__What needs to be done__:
Retype every entry in its entirety, without alteration.

+++ Input for this task

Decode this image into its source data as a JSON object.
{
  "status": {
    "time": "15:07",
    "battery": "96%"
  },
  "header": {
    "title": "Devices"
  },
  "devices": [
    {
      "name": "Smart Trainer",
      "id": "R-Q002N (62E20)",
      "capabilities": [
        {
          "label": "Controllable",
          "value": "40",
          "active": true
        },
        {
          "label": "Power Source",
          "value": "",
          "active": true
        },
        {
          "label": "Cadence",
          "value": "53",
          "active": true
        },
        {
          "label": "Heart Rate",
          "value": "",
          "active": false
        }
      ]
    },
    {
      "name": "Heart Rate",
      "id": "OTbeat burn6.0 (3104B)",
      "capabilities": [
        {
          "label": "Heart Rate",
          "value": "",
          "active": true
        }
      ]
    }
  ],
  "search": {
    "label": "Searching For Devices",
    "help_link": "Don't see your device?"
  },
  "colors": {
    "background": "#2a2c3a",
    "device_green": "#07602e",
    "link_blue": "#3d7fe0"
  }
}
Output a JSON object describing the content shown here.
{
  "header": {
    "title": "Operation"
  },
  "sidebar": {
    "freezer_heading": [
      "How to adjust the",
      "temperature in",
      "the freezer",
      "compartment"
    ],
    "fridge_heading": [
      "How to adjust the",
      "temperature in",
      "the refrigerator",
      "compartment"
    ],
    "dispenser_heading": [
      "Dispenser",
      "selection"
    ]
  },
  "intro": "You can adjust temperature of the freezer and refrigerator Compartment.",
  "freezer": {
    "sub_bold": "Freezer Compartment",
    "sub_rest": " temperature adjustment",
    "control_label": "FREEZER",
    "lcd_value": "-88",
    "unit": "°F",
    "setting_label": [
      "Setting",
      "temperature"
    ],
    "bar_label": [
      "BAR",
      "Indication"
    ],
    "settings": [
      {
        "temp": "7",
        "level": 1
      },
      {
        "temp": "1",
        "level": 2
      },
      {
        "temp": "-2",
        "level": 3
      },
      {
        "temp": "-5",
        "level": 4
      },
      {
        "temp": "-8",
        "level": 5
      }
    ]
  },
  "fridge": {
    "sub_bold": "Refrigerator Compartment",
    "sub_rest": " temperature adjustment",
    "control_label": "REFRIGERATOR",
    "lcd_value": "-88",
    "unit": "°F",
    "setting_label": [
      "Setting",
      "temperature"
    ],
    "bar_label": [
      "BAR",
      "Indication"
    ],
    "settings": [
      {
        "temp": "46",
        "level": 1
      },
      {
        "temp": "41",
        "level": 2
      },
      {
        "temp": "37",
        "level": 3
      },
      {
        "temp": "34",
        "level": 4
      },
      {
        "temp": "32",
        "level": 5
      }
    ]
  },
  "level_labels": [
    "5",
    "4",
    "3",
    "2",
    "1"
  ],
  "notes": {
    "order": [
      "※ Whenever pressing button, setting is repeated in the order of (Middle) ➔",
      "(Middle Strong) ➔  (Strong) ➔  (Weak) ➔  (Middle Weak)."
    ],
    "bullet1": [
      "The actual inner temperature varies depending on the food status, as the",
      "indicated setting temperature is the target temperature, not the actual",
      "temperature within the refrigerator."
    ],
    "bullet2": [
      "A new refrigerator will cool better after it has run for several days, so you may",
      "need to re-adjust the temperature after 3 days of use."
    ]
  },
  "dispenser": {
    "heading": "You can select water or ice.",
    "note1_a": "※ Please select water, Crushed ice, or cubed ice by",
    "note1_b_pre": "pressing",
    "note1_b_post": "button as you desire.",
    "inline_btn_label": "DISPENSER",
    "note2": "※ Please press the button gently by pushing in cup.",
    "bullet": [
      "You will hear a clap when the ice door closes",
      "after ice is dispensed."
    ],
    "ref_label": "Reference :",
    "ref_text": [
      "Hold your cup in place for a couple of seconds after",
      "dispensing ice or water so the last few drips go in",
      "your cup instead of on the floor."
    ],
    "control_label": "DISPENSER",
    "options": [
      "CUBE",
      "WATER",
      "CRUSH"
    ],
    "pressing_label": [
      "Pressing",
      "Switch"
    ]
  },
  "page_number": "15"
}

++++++

__Solution to this task__:
Decode this image into its source data as a JSON object.
{
  "status": {
    "time": "15:07",
    "battery": "96%"
  },
  "header": {
    "title": "Devices"
  },
  "devices": [
    {
      "name": "Smart Trainer",
      "id": "R-Q002N (62E20)",
      "capabilities": [
        {
          "label": "Controllable",
          "value": "40",
          "active": true
        },
        {
          "label": "Power Source",
          "value": "",
          "active": true
        },
        {
          "label": "Cadence",
          "value": "53",
          "active": true
        },
        {
          "label": "Heart Rate",
          "value": "",
          "active": false
        }
      ]
    },
    {
      "name": "Heart Rate",
      "id": "OTbeat burn6.0 (3104B)",
      "capabilities": [
        {
          "label": "Heart Rate",
          "value": "",
          "active": true
        }
      ]
    }
  ],
  "search": {
    "label": "Searching For Devices",
    "help_link": "Don't see your device?"
  },
  "colors": {
    "background": "#2a2c3a",
    "device_green": "#07602e",
    "link_blue": "#3d7fe0"
  }
}
Output a JSON object describing the content shown here.
{
  "header": {
    "title": "Operation"
  },
  "sidebar": {
    "freezer_heading": [
      "How to adjust the",
      "temperature in",
      "the freezer",
      "compartment"
    ],
    "fridge_heading": [
      "How to adjust the",
      "temperature in",
      "the refrigerator",
      "compartment"
    ],
    "dispenser_heading": [
      "Dispenser",
      "selection"
    ]
  },
  "intro": "You can adjust temperature of the freezer and refrigerator Compartment.",
  "freezer": {
    "sub_bold": "Freezer Compartment",
    "sub_rest": " temperature adjustment",
    "control_label": "FREEZER",
    "lcd_value": "-88",
    "unit": "°F",
    "setting_label": [
      "Setting",
      "temperature"
    ],
    "bar_label": [
      "BAR",
      "Indication"
    ],
    "settings": [
      {
        "temp": "7",
        "level": 1
      },
      {
        "temp": "1",
        "level": 2
      },
      {
        "temp": "-2",
        "level": 3
      },
      {
        "temp": "-5",
        "level": 4
      },
      {
        "temp": "-8",
        "level": 5
      }
    ]
  },
  "fridge": {
    "sub_bold": "Refrigerator Compartment",
    "sub_rest": " temperature adjustment",
    "control_label": "REFRIGERATOR",
    "lcd_value": "-88",
    "unit": "°F",
    "setting_label": [
      "Setting",
      "temperature"
    ],
    "bar_label": [
      "BAR",
      "Indication"
    ],
    "settings": [
      {
        "temp": "46",
        "level": 1
      },
      {
        "temp": "41",
        "level": 2
      },
      {
        "temp": "37",
        "level": 3
      },
      {
        "temp": "34",
        "level": 4
      },
      {
        "temp": "32",
        "level": 5
      }
    ]
  },
  "level_labels": [
    "5",
    "4",
    "3",
    "2",
    "1"
  ],
  "notes": {
    "order": [
      "※ Whenever pressing button, setting is repeated in the order of (Middle) ➔",
      "(Middle Strong) ➔  (Strong) ➔  (Weak) ➔  (Middle Weak)."
    ],
    "bullet1": [
      "The actual inner temperature varies depending on the food status, as the",
      "indicated setting temperature is the target temperature, not the actual",
      "temperature within the refrigerator."
    ],
    "bullet2": [
      "A new refrigerator will cool better after it has run for several days, so you may",
      "need to re-adjust the temperature after 3 days of use."
    ]
  },
  "dispenser": {
    "heading": "You can select water or ice.",
    "note1_a": "※ Please select water, Crushed ice, or cubed ice by",
    "note1_b_pre": "pressing",
    "note1_b_post": "button as you desire.",
    "inline_btn_label": "DISPENSER",
    "note2": "※ Please press the button gently by pushing in cup.",
    "bullet": [
      "You will hear a clap when the ice door closes",
      "after ice is dispensed."
    ],
    "ref_label": "Reference :",
    "ref_text": [
      "Hold your cup in place for a couple of seconds after",
      "dispensing ice or water so the last few drips go in",
      "your cup instead of on the floor."
    ],
    "control_label": "DISPENSER",
    "options": [
      "CUBE",
      "WATER",
      "CRUSH"
    ],
    "pressing_label": [
      "Pressing",
      "Switch"
    ]
  },
  "page_number": "15"
}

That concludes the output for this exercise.